When I was an Evangelical Protestant, it was commonplace to ask whether a person was "saved", or "born again". Since Jesus told Nicodemus that "You must be born again" (John 3:3), one's answer to that question was clearly a matter of eternal importance! Yet if a non-Christian did want to be born again, the typical Evangelical response was to lead the person in a short prayer (similar to that which a Catholic prays at the end of Confession--the Act of Contrition) which is known in Protestantism as "the Sinner's Prayer." Often such occasions followed powerful preaching at a worship service, where people seeking salvation were invited to raise their hands or come up to the front for prayer. This is how I first came into a relationship with Jesus as a five-year-old child. My Pentecostal tradition, like many Evangelical denominations, didn't include baptism in the "born again" equation. For them, it was just a symbol of one's commitment, having no intrinsic power. If someone taught that baptism was necessary, it was only because "Jesus commanded that we should do it," even though no one seemed particularly sure why.

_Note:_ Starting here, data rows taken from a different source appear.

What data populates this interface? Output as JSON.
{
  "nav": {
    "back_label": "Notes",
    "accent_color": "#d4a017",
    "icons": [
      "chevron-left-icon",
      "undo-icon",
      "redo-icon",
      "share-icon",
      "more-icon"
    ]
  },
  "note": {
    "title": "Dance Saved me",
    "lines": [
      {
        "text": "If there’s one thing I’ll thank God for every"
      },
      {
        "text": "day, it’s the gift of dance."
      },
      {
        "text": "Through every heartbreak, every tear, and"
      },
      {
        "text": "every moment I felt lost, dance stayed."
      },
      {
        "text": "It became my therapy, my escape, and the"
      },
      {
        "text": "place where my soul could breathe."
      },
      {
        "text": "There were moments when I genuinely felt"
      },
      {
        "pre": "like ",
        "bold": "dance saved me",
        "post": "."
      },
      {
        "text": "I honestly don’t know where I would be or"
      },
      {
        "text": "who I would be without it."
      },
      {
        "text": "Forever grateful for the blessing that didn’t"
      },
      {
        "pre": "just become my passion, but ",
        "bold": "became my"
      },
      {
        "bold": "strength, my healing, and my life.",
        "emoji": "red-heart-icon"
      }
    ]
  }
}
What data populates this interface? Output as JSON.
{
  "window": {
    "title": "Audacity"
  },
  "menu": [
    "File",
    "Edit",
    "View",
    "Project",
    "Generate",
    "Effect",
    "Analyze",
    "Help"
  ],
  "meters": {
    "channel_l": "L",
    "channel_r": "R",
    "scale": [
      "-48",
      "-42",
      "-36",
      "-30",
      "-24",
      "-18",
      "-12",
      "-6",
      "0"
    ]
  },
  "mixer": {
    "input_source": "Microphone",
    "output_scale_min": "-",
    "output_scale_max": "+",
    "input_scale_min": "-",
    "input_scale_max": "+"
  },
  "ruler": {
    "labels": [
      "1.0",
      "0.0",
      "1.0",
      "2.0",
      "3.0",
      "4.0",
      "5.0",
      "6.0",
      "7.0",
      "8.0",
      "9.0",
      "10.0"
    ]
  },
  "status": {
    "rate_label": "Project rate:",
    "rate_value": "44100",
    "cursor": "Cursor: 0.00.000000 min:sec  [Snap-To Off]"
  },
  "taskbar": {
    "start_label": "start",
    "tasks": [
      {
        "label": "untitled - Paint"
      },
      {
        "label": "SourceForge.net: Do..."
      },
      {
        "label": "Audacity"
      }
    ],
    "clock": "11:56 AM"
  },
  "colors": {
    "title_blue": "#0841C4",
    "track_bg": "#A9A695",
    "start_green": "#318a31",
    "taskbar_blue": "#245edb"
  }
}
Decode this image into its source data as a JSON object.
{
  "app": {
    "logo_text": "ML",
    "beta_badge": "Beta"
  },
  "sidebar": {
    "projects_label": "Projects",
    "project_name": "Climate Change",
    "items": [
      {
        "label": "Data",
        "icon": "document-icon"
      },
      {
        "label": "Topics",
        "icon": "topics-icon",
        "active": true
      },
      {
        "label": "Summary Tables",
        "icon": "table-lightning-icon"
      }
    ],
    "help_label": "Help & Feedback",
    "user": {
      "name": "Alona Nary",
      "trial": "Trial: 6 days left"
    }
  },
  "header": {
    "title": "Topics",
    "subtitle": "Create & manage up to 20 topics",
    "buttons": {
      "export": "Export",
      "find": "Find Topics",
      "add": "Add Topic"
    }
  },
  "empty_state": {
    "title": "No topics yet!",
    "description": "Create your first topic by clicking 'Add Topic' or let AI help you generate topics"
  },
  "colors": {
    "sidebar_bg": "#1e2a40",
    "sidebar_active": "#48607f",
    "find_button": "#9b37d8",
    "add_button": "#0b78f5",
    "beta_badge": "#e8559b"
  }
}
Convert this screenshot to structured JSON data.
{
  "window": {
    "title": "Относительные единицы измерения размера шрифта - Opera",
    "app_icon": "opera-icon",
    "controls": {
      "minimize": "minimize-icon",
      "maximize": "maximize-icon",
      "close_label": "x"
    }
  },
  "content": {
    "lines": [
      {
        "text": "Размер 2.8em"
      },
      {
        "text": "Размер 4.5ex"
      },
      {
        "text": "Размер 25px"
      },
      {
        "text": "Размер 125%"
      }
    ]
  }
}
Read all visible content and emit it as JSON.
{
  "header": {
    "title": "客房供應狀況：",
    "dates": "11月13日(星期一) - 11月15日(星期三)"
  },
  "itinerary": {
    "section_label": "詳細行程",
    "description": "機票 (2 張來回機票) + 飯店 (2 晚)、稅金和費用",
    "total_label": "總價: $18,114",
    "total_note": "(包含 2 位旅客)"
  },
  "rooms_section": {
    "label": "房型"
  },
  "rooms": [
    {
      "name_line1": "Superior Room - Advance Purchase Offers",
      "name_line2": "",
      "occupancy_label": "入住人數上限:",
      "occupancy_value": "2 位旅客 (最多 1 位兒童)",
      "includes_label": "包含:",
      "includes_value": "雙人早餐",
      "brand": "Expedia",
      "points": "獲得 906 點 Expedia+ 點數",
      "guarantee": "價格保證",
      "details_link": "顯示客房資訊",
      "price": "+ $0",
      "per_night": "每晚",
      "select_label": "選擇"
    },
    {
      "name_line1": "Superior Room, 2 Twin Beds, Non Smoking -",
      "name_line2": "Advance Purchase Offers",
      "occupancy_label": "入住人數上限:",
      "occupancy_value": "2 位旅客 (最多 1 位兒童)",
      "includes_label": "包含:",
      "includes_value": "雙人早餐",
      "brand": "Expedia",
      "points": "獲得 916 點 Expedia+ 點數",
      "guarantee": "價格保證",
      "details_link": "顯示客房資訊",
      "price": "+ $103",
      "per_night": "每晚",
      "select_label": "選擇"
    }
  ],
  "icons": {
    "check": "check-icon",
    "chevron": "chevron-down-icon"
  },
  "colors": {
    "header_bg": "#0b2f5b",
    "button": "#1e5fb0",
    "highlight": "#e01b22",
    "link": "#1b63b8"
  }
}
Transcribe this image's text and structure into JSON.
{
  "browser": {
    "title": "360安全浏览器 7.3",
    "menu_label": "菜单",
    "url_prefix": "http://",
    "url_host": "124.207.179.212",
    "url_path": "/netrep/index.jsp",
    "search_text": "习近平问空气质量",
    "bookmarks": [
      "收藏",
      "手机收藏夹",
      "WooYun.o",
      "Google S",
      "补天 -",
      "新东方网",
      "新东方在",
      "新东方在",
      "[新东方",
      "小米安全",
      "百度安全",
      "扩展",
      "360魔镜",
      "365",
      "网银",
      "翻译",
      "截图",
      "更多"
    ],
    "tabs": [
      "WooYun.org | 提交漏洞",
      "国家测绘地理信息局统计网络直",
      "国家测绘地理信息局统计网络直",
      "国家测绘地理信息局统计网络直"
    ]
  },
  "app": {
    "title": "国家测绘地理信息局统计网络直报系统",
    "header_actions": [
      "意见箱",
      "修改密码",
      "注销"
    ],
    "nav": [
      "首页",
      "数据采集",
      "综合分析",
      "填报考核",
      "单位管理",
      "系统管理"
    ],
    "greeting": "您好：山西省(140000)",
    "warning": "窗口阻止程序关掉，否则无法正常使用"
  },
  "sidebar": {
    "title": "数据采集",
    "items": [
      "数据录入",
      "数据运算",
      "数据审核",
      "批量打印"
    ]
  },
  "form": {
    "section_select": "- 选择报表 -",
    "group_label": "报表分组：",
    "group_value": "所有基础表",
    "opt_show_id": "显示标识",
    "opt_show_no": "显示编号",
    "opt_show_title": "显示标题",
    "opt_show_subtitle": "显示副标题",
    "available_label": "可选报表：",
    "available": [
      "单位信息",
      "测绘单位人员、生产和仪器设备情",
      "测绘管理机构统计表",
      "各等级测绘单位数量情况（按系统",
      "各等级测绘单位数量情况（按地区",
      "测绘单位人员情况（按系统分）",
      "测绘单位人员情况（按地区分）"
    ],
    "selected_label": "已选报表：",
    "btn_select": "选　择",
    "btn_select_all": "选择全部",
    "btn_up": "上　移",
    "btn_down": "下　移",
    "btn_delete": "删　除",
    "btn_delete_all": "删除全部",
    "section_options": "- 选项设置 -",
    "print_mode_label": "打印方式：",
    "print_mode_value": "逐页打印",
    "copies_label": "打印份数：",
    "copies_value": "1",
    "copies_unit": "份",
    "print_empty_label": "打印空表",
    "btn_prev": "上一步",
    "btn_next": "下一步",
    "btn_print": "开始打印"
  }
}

As I wrote in my last post, I came to discover that the Bible is very clear about what baptism is, what it does, and why it is necessary for salvation. Paragraph 1213 of the Catechism of the Catholic Church sums up the meaning of this sacrament well:
Holy Baptism is the basis of the whole Christian life, the gateway to life in the Spirit (vitae spiritualis ianua), and the door which gives access to the other sacraments. Through Baptism we are freed from sin and reborn as sons of God; we become members of Christ, are incorporated into the Church and made sharers in her mission: "Baptism is the sacrament of regeneration through water in the word."
Using this paragraph as the jumping-off point, we'll examine Scripture and the Church's teaching to better understand this first of sacraments, which, having been received in infancy for most Catholics, is perhaps too much forgotten in our day-to-day lives. First, we will examine baptism as the primary sacrament of initiation, and our divine adoption as God's children. Second, we shall explore the remission of sins that is effected in Baptism. Third, we will discuss how baptism incorporates us into the Church and her evangelistic mission, and see how the valid Trinitarian baptisms of our separated brethren make them truly Christian and that this truth should inspire us to work towards true unity. Finally, we will apply what we've learned to better be able to renew our baptismal promises and more fully live them as we move into the Easter season.
(I know I promised this article last night, and it was mostly written, but time got away from me, and I had to postpone it until today. I'll be posting the rest on Tuesdays as promised.)